\tl_clear:N \l__canaaerus_name_tl
% start the recursion
\canaaerus_absorb:
}

\cs_new_protected:Npn \canaaerus_absorb:
{
\peek_catcode:NTF a
{% if the next token is a letter absorb it
\__canaaerus_absorb_next:n
}
{% otherwise produce the operator name
\__canaaerus_deliver:
}
}

\cs_new_protected:Npn \__canaaerus_absorb_next:n #1
{
% add the next letter to the container
\tl_put_right:Nn \l__canaaerus_name_tl { #1 }
% restart the recursion
\canaaerus_absorb:
}

\cs_new_protected:Npn \__canaaerus_deliver:
{
% produce the operator name
\operatorname{\l__canaaerus_name_tl}
}

% define the active back quote
\group_begin:
\char_set_catcode_active:N 
\cs_gset_eq:NN  \canaaerus_bq_mathop:
\group_end:
\ExplSyntaxOff

% make the backquote math active
\AtBeginDocument{\mathcode=\string"8000 }

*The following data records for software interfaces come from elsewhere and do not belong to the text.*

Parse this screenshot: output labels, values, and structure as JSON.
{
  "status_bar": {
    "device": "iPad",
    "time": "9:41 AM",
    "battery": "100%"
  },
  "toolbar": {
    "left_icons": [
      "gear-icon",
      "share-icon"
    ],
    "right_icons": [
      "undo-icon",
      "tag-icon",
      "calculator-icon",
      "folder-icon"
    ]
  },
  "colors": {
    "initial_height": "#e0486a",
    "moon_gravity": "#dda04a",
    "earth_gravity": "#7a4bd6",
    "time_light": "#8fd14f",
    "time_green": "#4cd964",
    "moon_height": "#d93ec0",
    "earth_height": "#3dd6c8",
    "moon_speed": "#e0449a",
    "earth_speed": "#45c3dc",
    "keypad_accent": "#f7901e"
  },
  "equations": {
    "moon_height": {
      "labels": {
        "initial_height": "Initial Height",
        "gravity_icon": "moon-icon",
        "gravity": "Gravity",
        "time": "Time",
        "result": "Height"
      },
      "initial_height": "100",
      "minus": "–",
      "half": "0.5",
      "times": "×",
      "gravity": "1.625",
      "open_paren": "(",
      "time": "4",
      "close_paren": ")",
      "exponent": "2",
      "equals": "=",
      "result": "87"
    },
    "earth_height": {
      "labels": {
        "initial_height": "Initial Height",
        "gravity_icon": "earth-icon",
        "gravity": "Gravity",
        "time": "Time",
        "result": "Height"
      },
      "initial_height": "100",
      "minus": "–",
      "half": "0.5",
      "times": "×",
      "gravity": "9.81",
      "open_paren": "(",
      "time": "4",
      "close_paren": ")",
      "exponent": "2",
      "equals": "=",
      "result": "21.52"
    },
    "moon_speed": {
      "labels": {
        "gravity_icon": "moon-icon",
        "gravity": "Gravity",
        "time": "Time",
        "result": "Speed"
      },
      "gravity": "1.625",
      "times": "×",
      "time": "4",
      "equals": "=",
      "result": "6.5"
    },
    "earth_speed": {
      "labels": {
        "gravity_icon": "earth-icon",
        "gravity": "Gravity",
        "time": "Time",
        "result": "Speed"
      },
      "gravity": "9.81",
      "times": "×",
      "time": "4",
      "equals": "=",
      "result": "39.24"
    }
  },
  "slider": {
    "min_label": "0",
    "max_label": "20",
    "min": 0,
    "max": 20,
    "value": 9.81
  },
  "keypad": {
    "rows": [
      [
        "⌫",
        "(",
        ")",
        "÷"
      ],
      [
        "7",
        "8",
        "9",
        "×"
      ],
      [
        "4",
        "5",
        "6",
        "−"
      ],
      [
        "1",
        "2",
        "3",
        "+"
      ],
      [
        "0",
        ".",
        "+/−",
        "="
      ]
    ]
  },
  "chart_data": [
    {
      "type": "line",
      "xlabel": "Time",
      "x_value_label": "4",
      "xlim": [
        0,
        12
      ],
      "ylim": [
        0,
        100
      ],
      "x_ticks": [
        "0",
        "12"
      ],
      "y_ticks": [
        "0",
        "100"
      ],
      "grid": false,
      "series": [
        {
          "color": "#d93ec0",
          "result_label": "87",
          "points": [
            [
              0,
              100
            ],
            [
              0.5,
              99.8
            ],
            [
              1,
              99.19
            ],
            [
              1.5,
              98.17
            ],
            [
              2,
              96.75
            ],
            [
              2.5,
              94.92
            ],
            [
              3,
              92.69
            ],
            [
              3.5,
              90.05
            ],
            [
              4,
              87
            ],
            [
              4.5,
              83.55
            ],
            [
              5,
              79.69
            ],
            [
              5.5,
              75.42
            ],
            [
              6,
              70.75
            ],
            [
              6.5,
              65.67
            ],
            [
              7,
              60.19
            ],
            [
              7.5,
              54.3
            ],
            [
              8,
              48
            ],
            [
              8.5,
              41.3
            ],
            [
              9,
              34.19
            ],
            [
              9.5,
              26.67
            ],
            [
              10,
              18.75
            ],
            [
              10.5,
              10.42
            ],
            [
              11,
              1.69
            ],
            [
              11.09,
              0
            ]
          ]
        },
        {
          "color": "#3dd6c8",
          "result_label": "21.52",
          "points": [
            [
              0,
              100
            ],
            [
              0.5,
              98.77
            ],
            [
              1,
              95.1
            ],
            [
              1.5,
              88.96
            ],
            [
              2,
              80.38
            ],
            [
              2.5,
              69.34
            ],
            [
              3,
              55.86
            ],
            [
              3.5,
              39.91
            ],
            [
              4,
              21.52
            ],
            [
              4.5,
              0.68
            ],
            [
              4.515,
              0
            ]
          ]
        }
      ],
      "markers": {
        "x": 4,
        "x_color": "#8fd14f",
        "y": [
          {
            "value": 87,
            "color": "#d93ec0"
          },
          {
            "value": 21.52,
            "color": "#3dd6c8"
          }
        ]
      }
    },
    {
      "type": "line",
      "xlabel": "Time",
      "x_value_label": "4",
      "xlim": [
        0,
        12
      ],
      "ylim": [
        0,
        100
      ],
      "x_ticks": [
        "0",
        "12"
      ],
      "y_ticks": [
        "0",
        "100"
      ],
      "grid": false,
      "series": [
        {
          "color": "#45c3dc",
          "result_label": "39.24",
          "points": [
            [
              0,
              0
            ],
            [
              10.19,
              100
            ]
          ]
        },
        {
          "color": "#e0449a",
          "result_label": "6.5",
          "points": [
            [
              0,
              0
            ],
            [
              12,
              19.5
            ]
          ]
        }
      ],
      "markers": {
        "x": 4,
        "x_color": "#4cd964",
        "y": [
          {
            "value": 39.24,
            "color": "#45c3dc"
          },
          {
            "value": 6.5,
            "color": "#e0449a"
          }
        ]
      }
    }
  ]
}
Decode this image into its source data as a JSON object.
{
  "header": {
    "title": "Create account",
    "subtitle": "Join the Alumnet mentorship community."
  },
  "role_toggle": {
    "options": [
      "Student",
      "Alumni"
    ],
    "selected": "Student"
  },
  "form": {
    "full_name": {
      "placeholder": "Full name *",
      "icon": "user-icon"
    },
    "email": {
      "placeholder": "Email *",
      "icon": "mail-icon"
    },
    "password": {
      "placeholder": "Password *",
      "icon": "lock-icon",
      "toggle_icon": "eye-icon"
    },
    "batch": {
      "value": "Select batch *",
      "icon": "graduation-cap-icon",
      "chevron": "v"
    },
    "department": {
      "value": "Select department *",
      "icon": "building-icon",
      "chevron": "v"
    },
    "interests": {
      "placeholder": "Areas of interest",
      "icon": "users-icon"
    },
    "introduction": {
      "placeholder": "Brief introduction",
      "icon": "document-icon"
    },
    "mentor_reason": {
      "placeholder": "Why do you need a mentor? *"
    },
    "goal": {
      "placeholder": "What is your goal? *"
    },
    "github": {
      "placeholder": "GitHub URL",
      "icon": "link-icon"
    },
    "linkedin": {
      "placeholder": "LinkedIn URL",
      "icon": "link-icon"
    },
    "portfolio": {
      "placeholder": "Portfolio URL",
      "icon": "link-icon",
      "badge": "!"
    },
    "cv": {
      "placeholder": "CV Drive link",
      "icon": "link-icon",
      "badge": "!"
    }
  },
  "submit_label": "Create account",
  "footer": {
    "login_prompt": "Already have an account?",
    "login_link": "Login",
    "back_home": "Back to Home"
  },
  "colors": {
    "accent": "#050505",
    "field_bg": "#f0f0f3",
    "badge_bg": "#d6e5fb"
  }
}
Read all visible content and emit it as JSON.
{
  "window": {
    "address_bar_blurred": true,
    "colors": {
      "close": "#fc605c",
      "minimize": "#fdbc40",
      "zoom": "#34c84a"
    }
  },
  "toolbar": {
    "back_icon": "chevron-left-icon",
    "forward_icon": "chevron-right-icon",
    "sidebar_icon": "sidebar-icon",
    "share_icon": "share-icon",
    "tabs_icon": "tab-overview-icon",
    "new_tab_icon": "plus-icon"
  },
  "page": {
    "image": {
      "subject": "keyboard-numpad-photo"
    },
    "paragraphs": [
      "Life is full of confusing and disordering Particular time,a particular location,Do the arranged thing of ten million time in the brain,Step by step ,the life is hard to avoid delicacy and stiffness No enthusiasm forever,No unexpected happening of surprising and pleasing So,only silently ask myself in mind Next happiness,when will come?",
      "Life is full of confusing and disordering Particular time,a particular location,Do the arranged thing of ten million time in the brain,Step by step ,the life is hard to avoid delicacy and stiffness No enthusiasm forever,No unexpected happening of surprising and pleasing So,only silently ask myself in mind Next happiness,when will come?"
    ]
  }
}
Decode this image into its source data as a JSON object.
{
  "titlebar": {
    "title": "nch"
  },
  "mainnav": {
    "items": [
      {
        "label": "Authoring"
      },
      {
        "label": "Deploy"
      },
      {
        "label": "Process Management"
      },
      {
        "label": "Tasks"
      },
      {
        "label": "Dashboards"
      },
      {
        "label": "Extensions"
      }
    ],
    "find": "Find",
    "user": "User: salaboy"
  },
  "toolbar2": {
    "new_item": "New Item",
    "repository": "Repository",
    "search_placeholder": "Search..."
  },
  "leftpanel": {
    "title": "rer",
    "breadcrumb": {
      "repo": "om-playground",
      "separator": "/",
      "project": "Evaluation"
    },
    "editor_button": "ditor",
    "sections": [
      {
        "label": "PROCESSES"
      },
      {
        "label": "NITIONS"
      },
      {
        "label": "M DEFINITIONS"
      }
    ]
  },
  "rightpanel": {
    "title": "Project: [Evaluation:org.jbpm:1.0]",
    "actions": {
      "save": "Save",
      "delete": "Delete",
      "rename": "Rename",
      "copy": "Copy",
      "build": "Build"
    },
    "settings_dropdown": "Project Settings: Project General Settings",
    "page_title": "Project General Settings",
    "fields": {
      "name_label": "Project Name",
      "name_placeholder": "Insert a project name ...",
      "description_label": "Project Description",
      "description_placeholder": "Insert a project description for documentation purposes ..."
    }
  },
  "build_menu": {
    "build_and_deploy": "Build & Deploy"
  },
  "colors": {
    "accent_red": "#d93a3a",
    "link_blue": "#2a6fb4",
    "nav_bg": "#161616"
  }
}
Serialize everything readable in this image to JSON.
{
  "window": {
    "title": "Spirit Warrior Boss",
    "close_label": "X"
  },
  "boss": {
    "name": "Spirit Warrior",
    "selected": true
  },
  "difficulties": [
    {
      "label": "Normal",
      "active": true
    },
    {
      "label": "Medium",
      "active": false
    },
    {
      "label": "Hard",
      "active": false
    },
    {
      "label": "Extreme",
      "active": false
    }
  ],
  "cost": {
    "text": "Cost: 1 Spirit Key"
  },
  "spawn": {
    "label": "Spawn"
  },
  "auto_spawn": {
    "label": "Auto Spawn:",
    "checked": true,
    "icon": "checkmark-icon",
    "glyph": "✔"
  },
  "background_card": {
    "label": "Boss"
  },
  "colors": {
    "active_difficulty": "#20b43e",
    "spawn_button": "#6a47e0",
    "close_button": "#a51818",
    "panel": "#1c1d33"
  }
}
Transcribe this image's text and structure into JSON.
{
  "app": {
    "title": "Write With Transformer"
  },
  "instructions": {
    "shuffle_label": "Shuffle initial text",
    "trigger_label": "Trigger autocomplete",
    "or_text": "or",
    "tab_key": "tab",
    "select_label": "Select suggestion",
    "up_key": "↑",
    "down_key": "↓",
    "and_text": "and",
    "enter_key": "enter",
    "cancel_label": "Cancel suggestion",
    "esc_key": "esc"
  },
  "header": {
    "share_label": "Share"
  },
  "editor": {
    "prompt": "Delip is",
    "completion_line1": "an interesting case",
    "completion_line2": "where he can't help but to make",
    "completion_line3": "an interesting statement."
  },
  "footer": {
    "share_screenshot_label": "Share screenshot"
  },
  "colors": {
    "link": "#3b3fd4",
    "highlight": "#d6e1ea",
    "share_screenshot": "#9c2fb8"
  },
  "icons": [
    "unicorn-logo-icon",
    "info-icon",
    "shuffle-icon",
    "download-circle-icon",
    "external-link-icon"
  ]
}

\begin{document}

$cos(\alpha+\beta)-sin x$

\end{document}


Highly inefficient, but working. Of course, syntax errors such as typing

sinx


wouldn't be caught.

A different approach is to ease defining operators:

\documentclass{article}
\usepackage{xparse,amsmath}
\ExplSyntaxOn
\NewDocumentCommand{\DeclareMathOperators}{m}
{
\keys_set:nn { canaaerus/mathop } { #1 }
}

\keys_define:nn { canaaerus/mathop }
{
unknown .code:n = \canaaerus_defop:n { #1 }
}

\cs_new_protected:Npn \canaaerus_defop:n #1
{
\cs_if_exist:cTF { \l_keys_key_tl }
{
\msg_error:nnx { canaaerus/mathop } { exist } { \exp_not:c { \l_keys_key_tl } }
}
{
\tl_if_empty:nTF { #1 }
{
\cs_new:cpx { \l_keys_key_tl } { \exp_not:N \operatorname { \l_keys_key_tl } }
}
{
\cs_new:cpx { \l_keys_key_tl } { \exp_not:N \operatorname { #1 } }
}
}
}
\msg_new:nnnn { canaaerus/mathop } { exist }
{
}
{
}
\cs_generate_variant:Nn \msg_error:nnn { nnx }
\ExplSyntaxOff

\DeclareMathOperators{
Tor,
Hom,
Span=span,
%span, % if uncommented it would raise an error
}

\begin{document}
$\Tor\quad\Hom\quad\Span$
\end{document}

-
Can I use your code for defining a \DeclareMathOperators command as is, in a personal .sty or .cla file. I as k this question because it begins with \NewDocumentCommand – and a .sty or .cls file isn't really compiled. –  Bernard Feb 8 '14 at 23:59
@Bernard You can put the code in a .sty file; just change \usepackage into \RequirePackage. Put there all from \RequirePackage to \ExplSyntaxOff –  egreg Feb 9 '14 at 0:19
Is it possible to get the character used (backtick or ¡) from a macro (e.g. an argument to a package)? I tried to place \expandafters but it wouldn’t work... –  canaaerus Feb 9 '14 at 14:29
@canaaerus \expandafter` is not abracadabra; what precisely do you want to do? –  egreg Feb 9 '14 at 16:56
@cfr Yes, XeLaTeX and LuaLaTeX first transform UTF-8 multibyte combinations into single characters. –  egreg Feb 9 '14 at 20:24